Sorry … late to the party. Crazy half day snow days the whole week and then I was gone for the weekend:
Where does this lesson fit in with your curriculum?
I’m sure I could find a place for it in our energy unit. Magnetism, although we refer to it in connection with electricity, is not usually a topic we dwell on too much, but this experiment would make it worthwhile.
Which part or parts of the lesson would your students need extra support in order to be successful?
It is simple enough, which also makes it useful as its a project that can be done in about two periods with high school students.
If you were to teach this lesson to your class, describe your role during the class. What does a successful teacher actively do during this lesson?
I’d introduce the topic of magnetism as a form of energy, provide some examples of how it’s used and how it can be detected and then let the kids start experimenting.
If you were to teach this lesson to your class, describe your student’s role during the class. What does “student success” look like?
Students would, with guidance, build all the necessary elements that go into making this experiment work. I’d like to challenge them to come up with ideas to make the search a little more challenging by perhaps incorporating some “depth” into the hiding places. If they used perhaps up to 3 layers of cardboard, the magnetic sensitivity could be affected and perhaps with additional trial and error, students would eventually be able to determine how “deep” the obstacles were so it could be determined whether or not they could pass above or below.

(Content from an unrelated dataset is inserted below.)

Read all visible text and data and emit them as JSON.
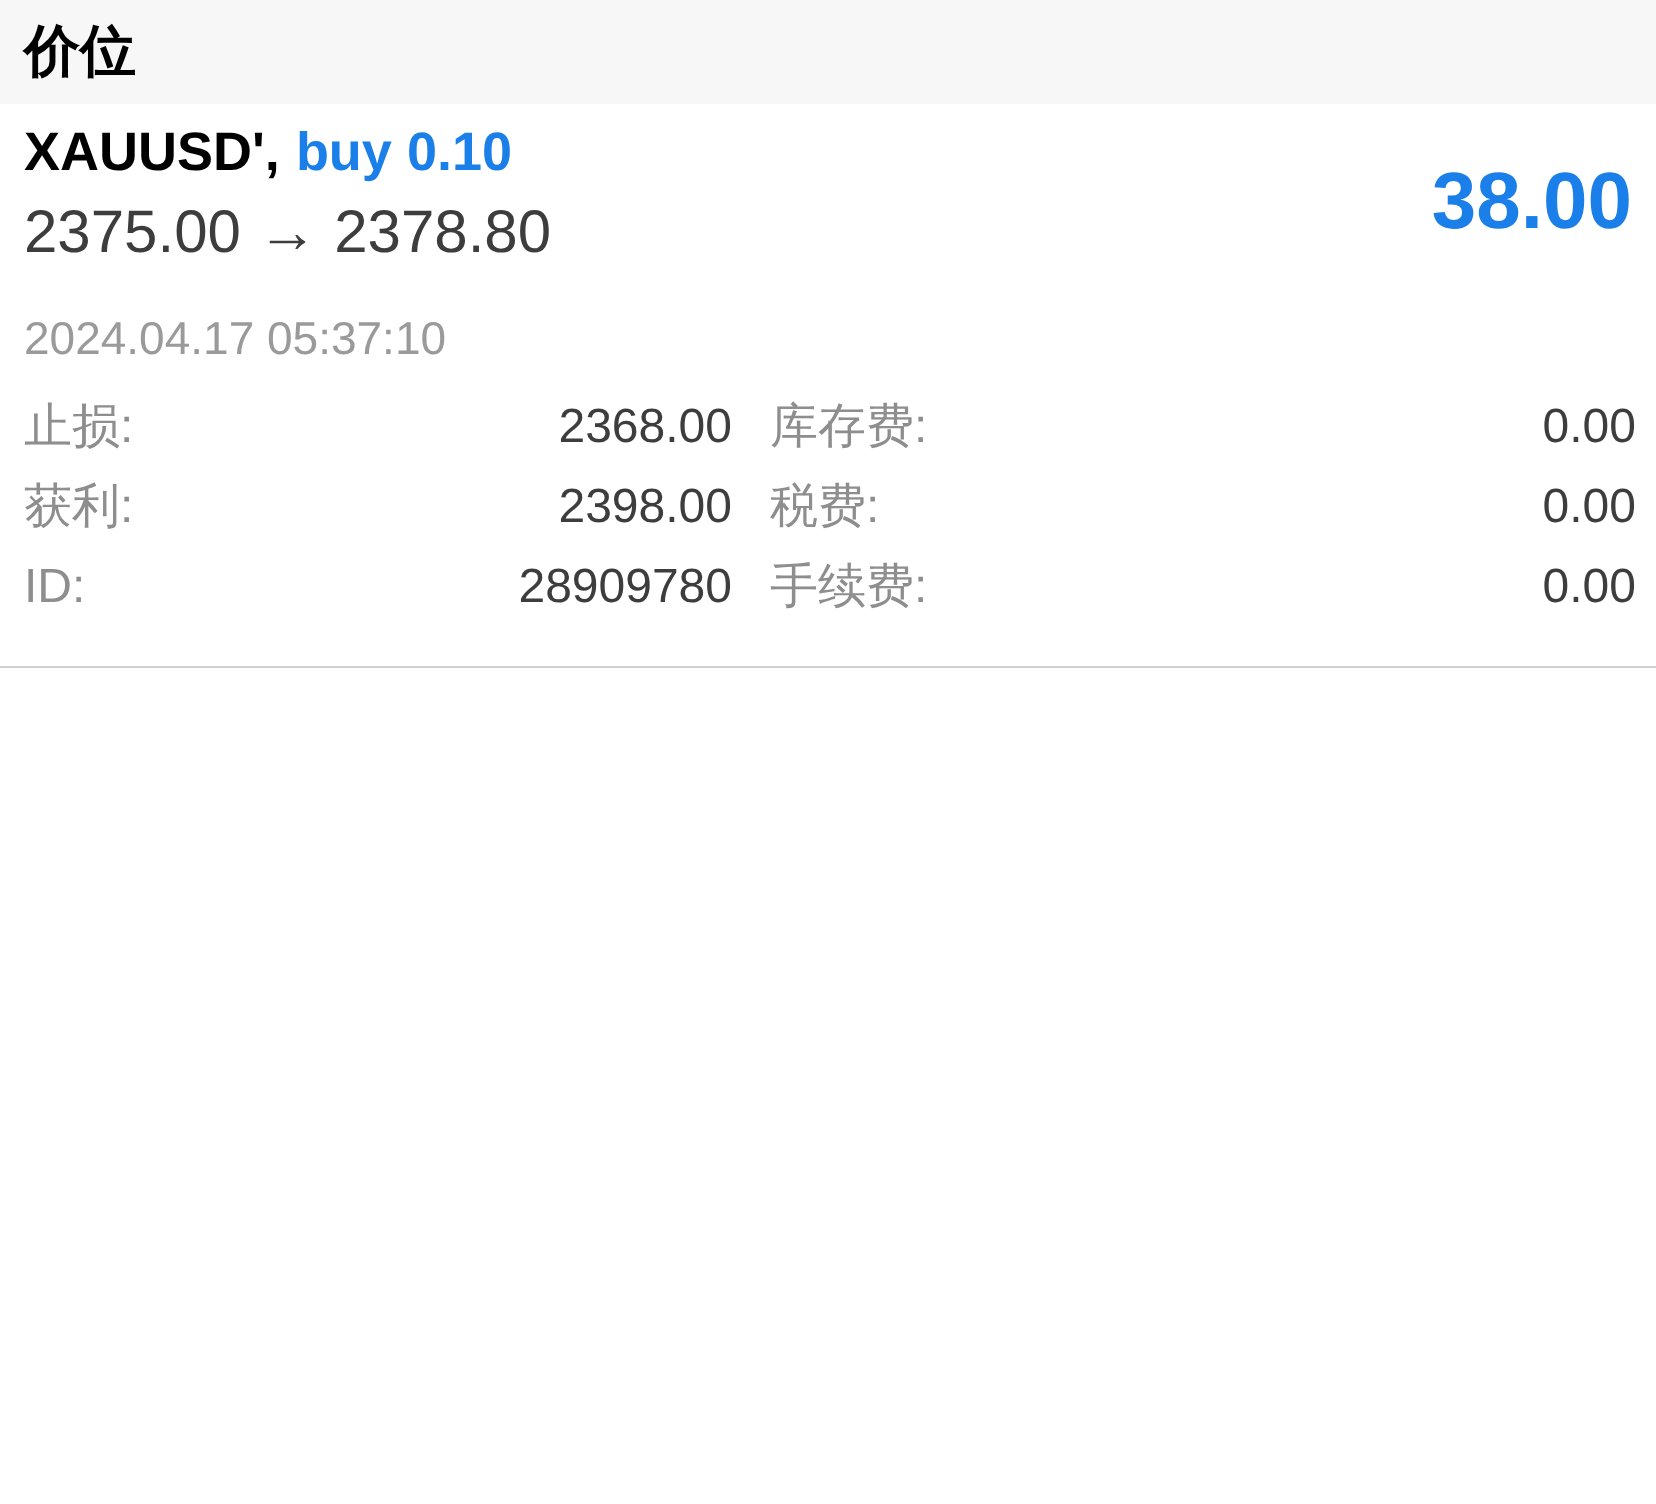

This element could be expanded by using the arduino and a “sonar” map of the area could be produced … I’ll have to play more with these ideas to make them real, but perhaps the students can contribute to this.